The Ivan Ilyich School of Usage, and Beyond
"He was by nature attracted to people of high station as a fly is drawn to the light, assimilating their ways and views of life and establishing friendly relations with them. … He succumbed to sensuality, to vanity, and latterly among the highest classes to liberalism, but always within limits which his instinct unfailingly indicated to him as correct.”
This famous description of Ivan Ilyich, in Leo Tolstoy’s The Death of Ivan Ilyich (1886), describes very economically the central flaw of Ivan Ilyich’s character, of his soul. He had the chameleon’s gift of adaptive coloration, always keen to blend in with the social and cultural classes he aspired to belong to. But he failed to develop a self in the process, settling instead for a masterful impersonation of a self, an impersonation that he hoped would bring him the status he thought he needed.

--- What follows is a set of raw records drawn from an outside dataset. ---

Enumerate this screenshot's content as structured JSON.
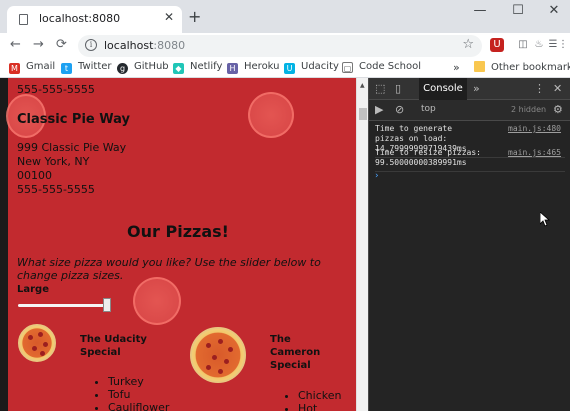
{
  "tab": {
    "title": "localhost:8080",
    "close": "✕",
    "new_tab": "+"
  },
  "window_controls": {
    "minimize": "—",
    "maximize": "☐",
    "close": "✕"
  },
  "toolbar": {
    "back": "←",
    "forward": "→",
    "reload": "⟳",
    "url_host": "localhost",
    "url_port": ":8080",
    "star": "☆",
    "ext1": "U",
    "ext2": "◫",
    "ext3": "♨",
    "ext4": "☰",
    "ext5": "⋮"
  },
  "bookmarks": [
    {
      "label": "Gmail",
      "icon": "M",
      "color": "#d93025"
    },
    {
      "label": "Twitter",
      "icon": "t",
      "color": "#1da1f2"
    },
    {
      "label": "GitHub",
      "icon": "g",
      "color": "#24292e"
    },
    {
      "label": "Netlify",
      "icon": "◆",
      "color": "#20c6b7"
    },
    {
      "label": "Heroku",
      "icon": "H",
      "color": "#6762a6"
    },
    {
      "label": "Udacity",
      "icon": "U",
      "color": "#02b3e4"
    },
    {
      "label": "Code School",
      "icon": "▢",
      "color": "#555"
    }
  ],
  "bookmarks_more": "»",
  "bookmarks_other": "Other bookmarks",
  "page": {
    "top_phone": "555-555-5555",
    "shop_name": "Classic Pie Way",
    "address": [
      "999 Classic Pie Way",
      "New York, NY",
      "00100",
      "555-555-5555"
    ],
    "heading": "Our Pizzas!",
    "instruction": "What size pizza would you like? Use the slider below to change pizza sizes.",
    "size_label": "Large",
    "pizza1_name": "The Udacity Special",
    "pizza1_ingredients": [
      "Turkey",
      "Tofu",
      "Cauliflower"
    ],
    "pizza2_name": "The Cameron Special",
    "pizza2_ingredients": [
      "Chicken",
      "Hot"
    ]
  },
  "devtools": {
    "tab": "Console",
    "more": "»",
    "context": "top",
    "hidden": "2 hidden",
    "messages": [
      {
        "text": "Time to generate pizzas on load: 14.79999999719439ms",
        "source": "main.js:480"
      },
      {
        "text": "Time to resize pizzas: 99.50000000389991ms",
        "source": "main.js:465"
      }
    ],
    "prompt": "›"
  },
  "colors": {
    "page_bg": "#c22a2f",
    "devtools_bg": "#242424",
    "accent": "#1a73e8"
  }
}
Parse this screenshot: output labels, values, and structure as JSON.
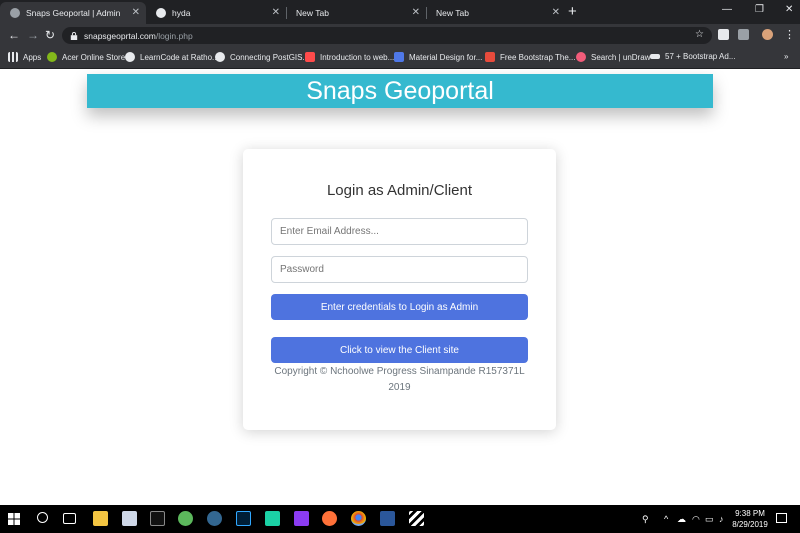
{
  "tabs": [
    {
      "label": "Snaps Geoportal | Admin",
      "active": true
    },
    {
      "label": "hyda",
      "active": false
    },
    {
      "label": "New Tab",
      "active": false
    },
    {
      "label": "New Tab",
      "active": false
    }
  ],
  "toolbar": {
    "url_host": "snapsgeoprtal.com",
    "url_path": "/login.php"
  },
  "bookmarks": [
    {
      "label": "Apps",
      "icon": "apps-grid-icon",
      "color": "#e8eaed"
    },
    {
      "label": "Acer Online Store",
      "icon": "acer-icon",
      "color": "#83b81a"
    },
    {
      "label": "LearnCode at Ratho...",
      "icon": "globe-icon",
      "color": "#e8eaed"
    },
    {
      "label": "Connecting PostGIS...",
      "icon": "wordpress-icon",
      "color": "#e8eaed"
    },
    {
      "label": "Introduction to web...",
      "icon": "web-icon",
      "color": "#ff4b4b"
    },
    {
      "label": "Material Design for...",
      "icon": "mdb-icon",
      "color": "#4f78e8"
    },
    {
      "label": "Free Bootstrap The...",
      "icon": "s-icon",
      "color": "#e84b3c"
    },
    {
      "label": "Search | unDraw",
      "icon": "undraw-icon",
      "color": "#f25c7a"
    },
    {
      "label": "57 + Bootstrap Ad...",
      "icon": "bow-icon",
      "color": "#e8eaed"
    }
  ],
  "page": {
    "banner_title": "Snaps Geoportal",
    "login_heading": "Login as Admin/Client",
    "email_placeholder": "Enter Email Address...",
    "password_placeholder": "Password",
    "admin_button": "Enter credentials to Login as Admin",
    "client_button": "Click to view the Client site",
    "copyright_line1": "Copyright © Nchoolwe Progress Sinampande R157371L",
    "copyright_line2": "2019"
  },
  "colors": {
    "banner": "#35b9cf",
    "button": "#4e73df"
  },
  "taskbar": {
    "time": "9:38 PM",
    "date": "8/29/2019"
  }
}
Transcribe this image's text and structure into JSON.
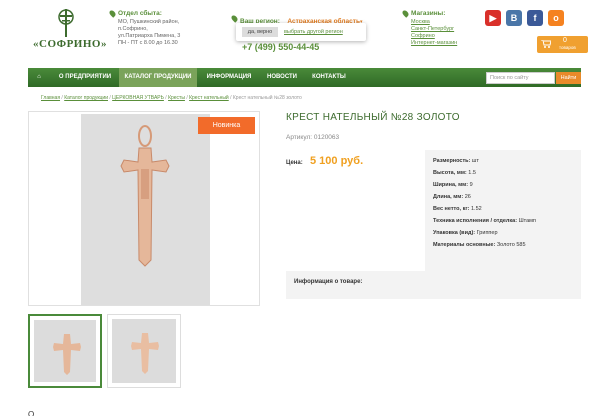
{
  "header": {
    "logo_text": "«СОФРИНО»",
    "sales_title": "Отдел сбыта:",
    "sales_lines": [
      "МО, Пушкинский район,",
      "п.Софрино,",
      "ул.Патриарха Пимена, 3",
      "ПН - ПТ с 8.00 до 16.30"
    ],
    "region_label": "Ваш регион:",
    "region_value": "Астраханская область",
    "region_confirm": "да, верно",
    "region_other": "выбрать другой регион",
    "phone": "+7 (499) 550-44-45",
    "stores_title": "Магазины:",
    "stores": [
      "Москва",
      "Санкт-Петербург",
      "Софрино",
      "Интернет-магазин"
    ],
    "social": [
      {
        "icon": "youtube-icon",
        "glyph": "▶",
        "color": "#d9302a"
      },
      {
        "icon": "vk-icon",
        "glyph": "В",
        "color": "#4a76a8"
      },
      {
        "icon": "facebook-icon",
        "glyph": "f",
        "color": "#3b5998"
      },
      {
        "icon": "odnoklassniki-icon",
        "glyph": "о",
        "color": "#f58220"
      }
    ],
    "cart_count": "0",
    "cart_label": "товаров"
  },
  "nav": {
    "items": [
      "О ПРЕДПРИЯТИИ",
      "КАТАЛОГ ПРОДУКЦИИ",
      "ИНФОРМАЦИЯ",
      "НОВОСТИ",
      "КОНТАКТЫ"
    ],
    "search_placeholder": "Поиск по сайту",
    "search_button": "Найти"
  },
  "breadcrumbs": [
    "Главная",
    "Каталог продукции",
    "ЦЕРКОВНАЯ УТВАРЬ",
    "Кресты",
    "Крест нательный",
    "Крест нательный №28 золото"
  ],
  "product": {
    "badge": "Новинка",
    "title": "КРЕСТ НАТЕЛЬНЫЙ №28 ЗОЛОТО",
    "sku": "Артикул: 0120063",
    "price_label": "Цена:",
    "price": "5 100 руб.",
    "props": [
      {
        "k": "Размерность:",
        "v": " шт"
      },
      {
        "k": "Высота, мм:",
        "v": " 1.5"
      },
      {
        "k": "Ширина, мм:",
        "v": " 9"
      },
      {
        "k": "Длина, мм:",
        "v": " 26"
      },
      {
        "k": "Вес нетто, кг:",
        "v": " 1.52"
      },
      {
        "k": "Техника исполнения / отделка:",
        "v": " Штамп"
      },
      {
        "k": "Упаковка (вид):",
        "v": " Гриппер"
      },
      {
        "k": "Материалы основные:",
        "v": " Золото 585"
      }
    ],
    "info_title": "Информация о товаре:",
    "bottom_text": "О"
  },
  "colors": {
    "brand_green": "#4a8a3a",
    "accent_orange": "#f26b2a",
    "price": "#f0a020"
  }
}
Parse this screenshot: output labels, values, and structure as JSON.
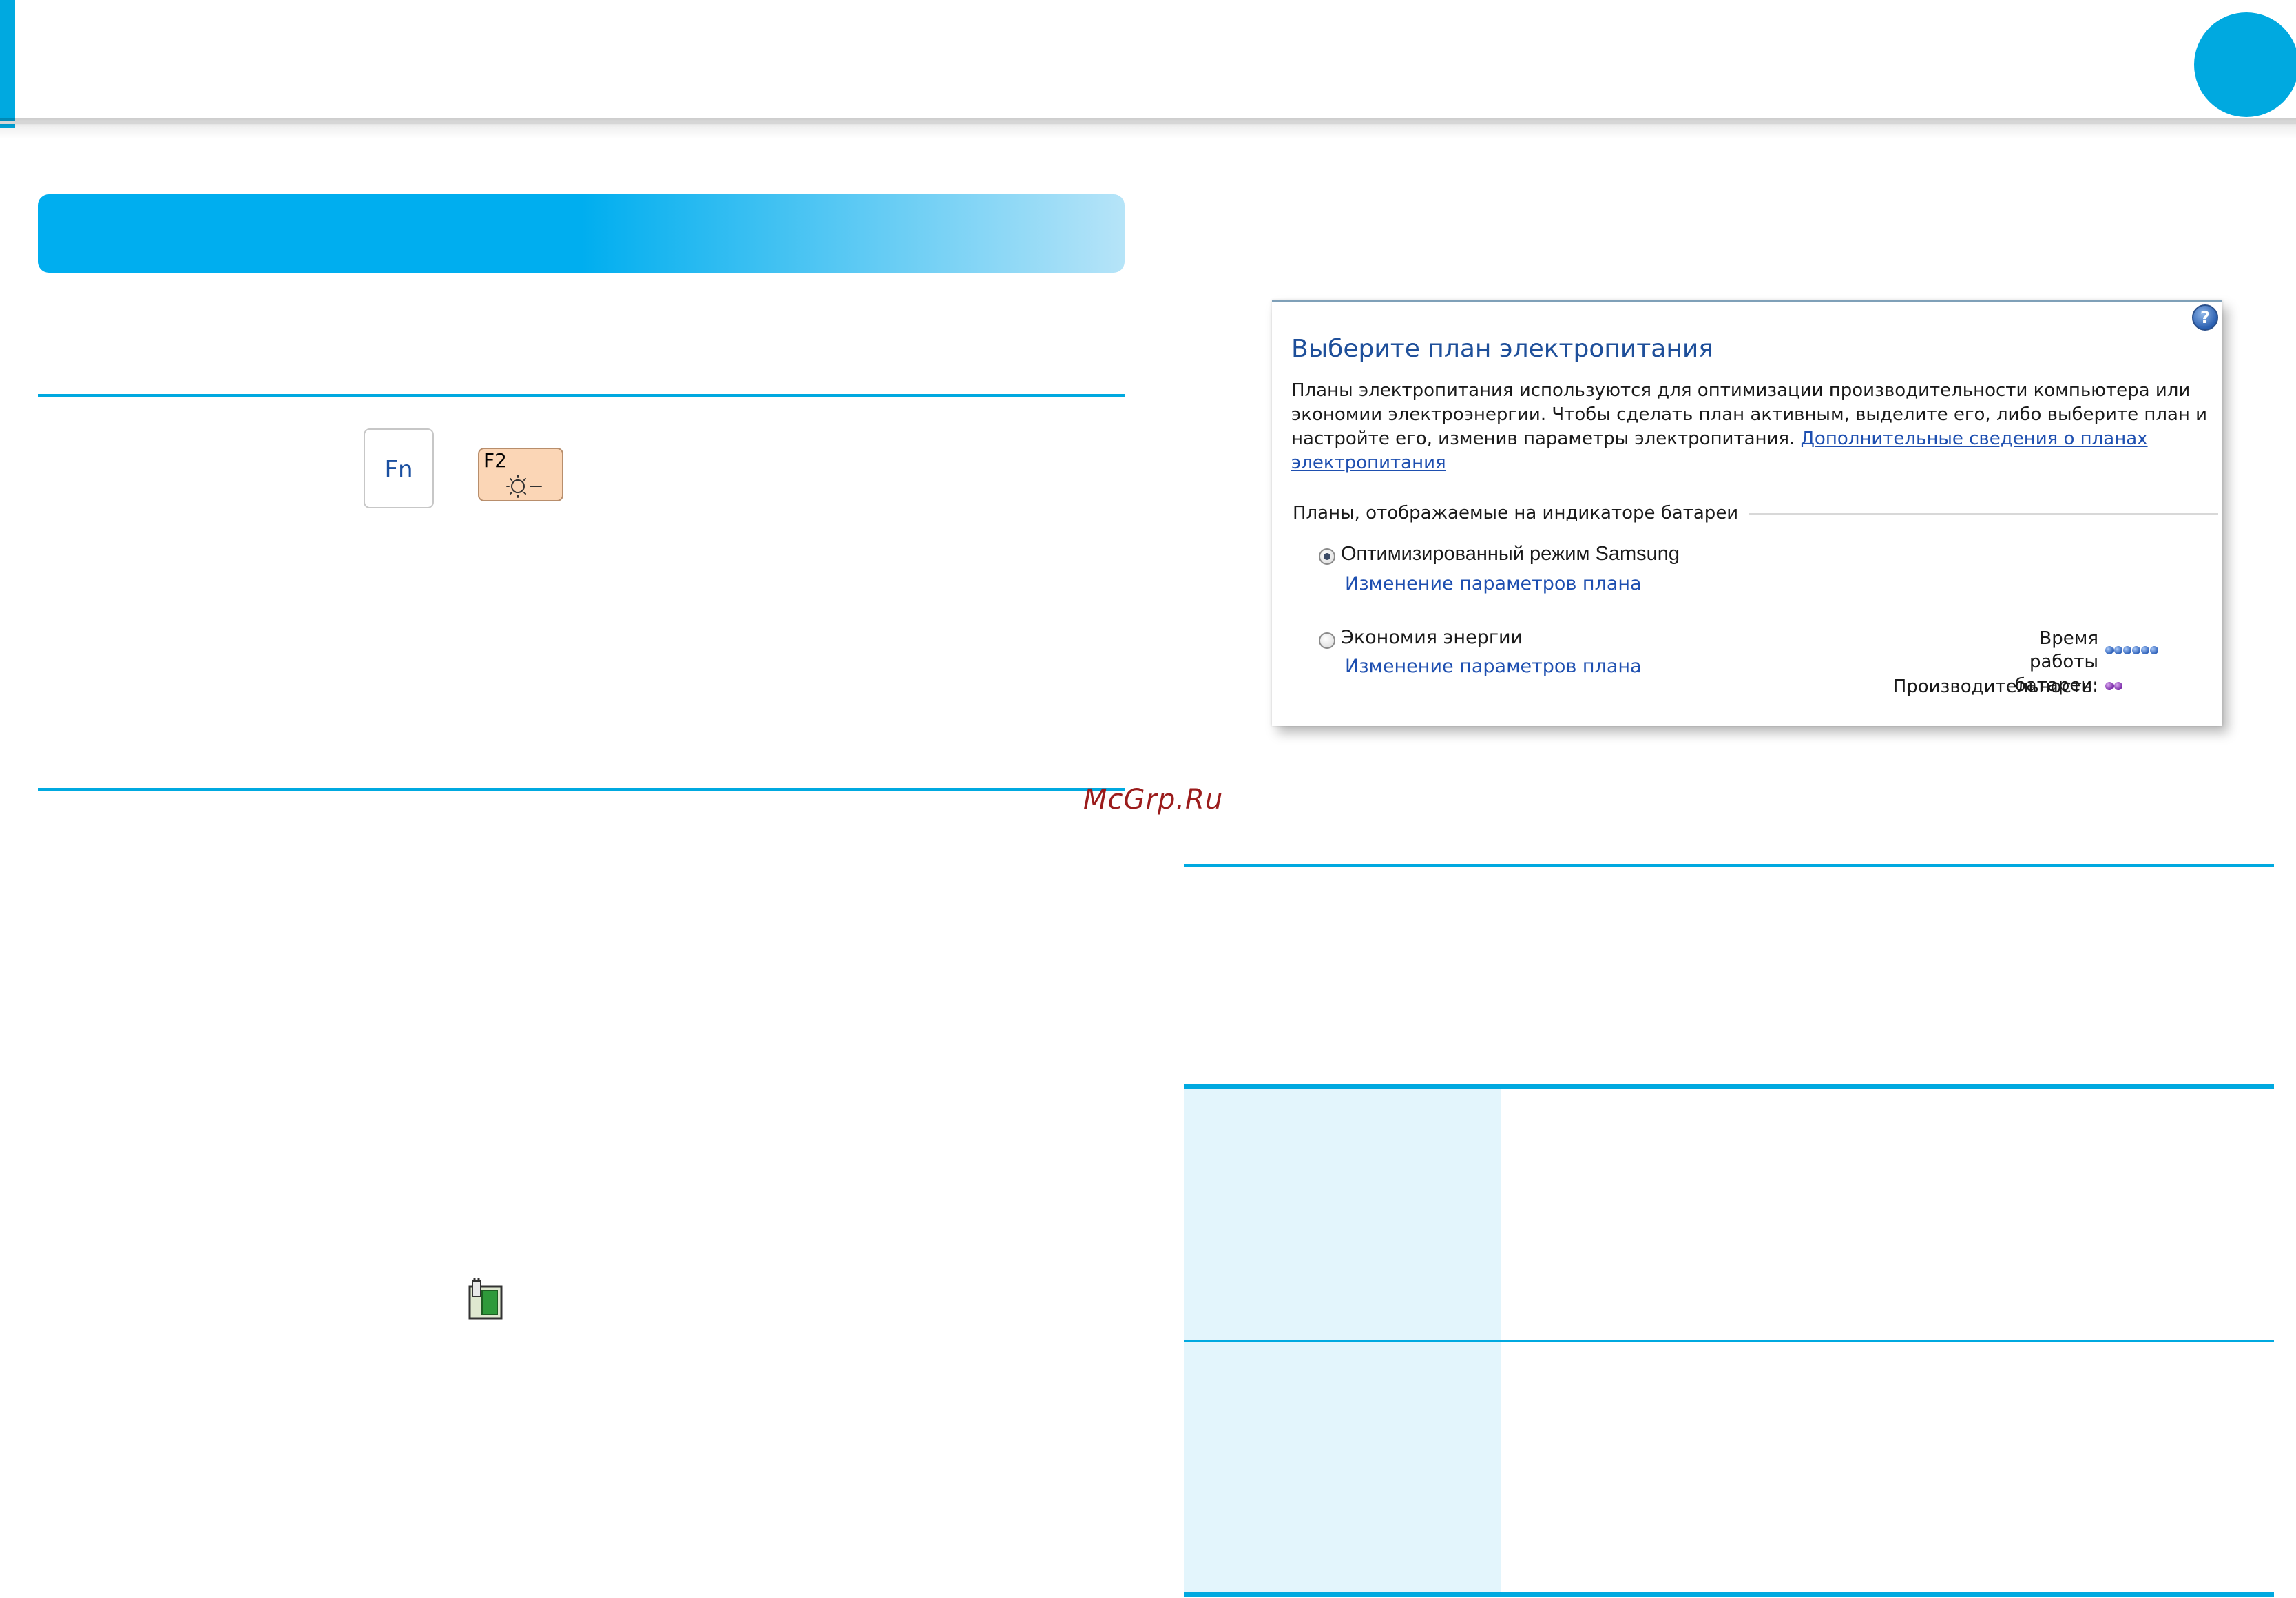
{
  "header": {
    "accent_color": "#00a9e0"
  },
  "keys": {
    "fn_label": "Fn",
    "f2_label": "F2",
    "f2_icon": "brightness-down-icon"
  },
  "indicator_icon": "battery-power-icon",
  "watermark": "McGrp.Ru",
  "power_plan_window": {
    "title": "Выберите план электропитания",
    "description": "Планы электропитания используются для оптимизации производительности компьютера или экономии электроэнергии. Чтобы сделать план активным, выделите его, либо выберите план и настройте его, изменив параметры электропитания.",
    "more_info_link": "Дополнительные сведения о планах электропитания",
    "group_label": "Планы, отображаемые на индикаторе батареи",
    "plans": [
      {
        "name": "Оптимизированный режим Samsung",
        "link": "Изменение параметров плана",
        "selected": true
      },
      {
        "name": "Экономия энергии",
        "link": "Изменение параметров плана",
        "selected": false
      }
    ],
    "battery_life_label": "Время работы батареи:",
    "battery_life_level": 6,
    "performance_label": "Производительность:",
    "performance_level": 2
  }
}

Few readers admire a character who systematically sidestepped the obligation to know himself. But in matters of usage, I tell my student writers that they need to work hard to graduate from what I have called the Ivan Ilyich School of Usage, not because such study is sufficient, but because it is a useful place to begin.
Writers who want to be taken seriously in the larger world (the academy, the professions and public life generally) must learn how to write in ways that are not self-destructive. Writers who ignore the conventions of Standard Edited English—conventions of spelling, punctuation, paragraphing and grammar, for instance—will usually discover that they have created the kinds of distractions that most readers are unwilling to ignore. The same principle holds true in matters of usage. A writer who regularly fails to observe current usage distinctions is also very likely to fail to communicate effectively with his or her intended audience. The writer who wishes to be taken seriously will work on mastering the most important usage distinctions—she will aspire to be a graduate of the Ivan Ilyich School of Usage, practicing her skills and learning how to work with words, phrases and clauses in ways that meet the basic demands of Standard Edited English.
But writers should also realize that effective language is not generated by prescriptive usage rules. Effective prose is generated elsewhere, and prescriptive rules have very little jurisdiction there. Good writers should aspire to go well beyond the production of merely acceptable prose, not because mere acceptability isn’t a real achievement—it is. But we want our prose to do more than demonstrate the ability to avoid errors. We want it to communicate information clearly and effectively; we want it to communicate a spirit or an attitude; we often want it to communicate a self—our own self, the self that Ivan Ilyich forgot to develop. We want to give shape and meaning to the world, in ways that allow us to feel that we can sometimes control language. We want our writing to display mastery, spirit, our own personal voice and style. When we manage to do that, we’ve graduated from the Ilyich School.
James Vanden Bosch
Department of English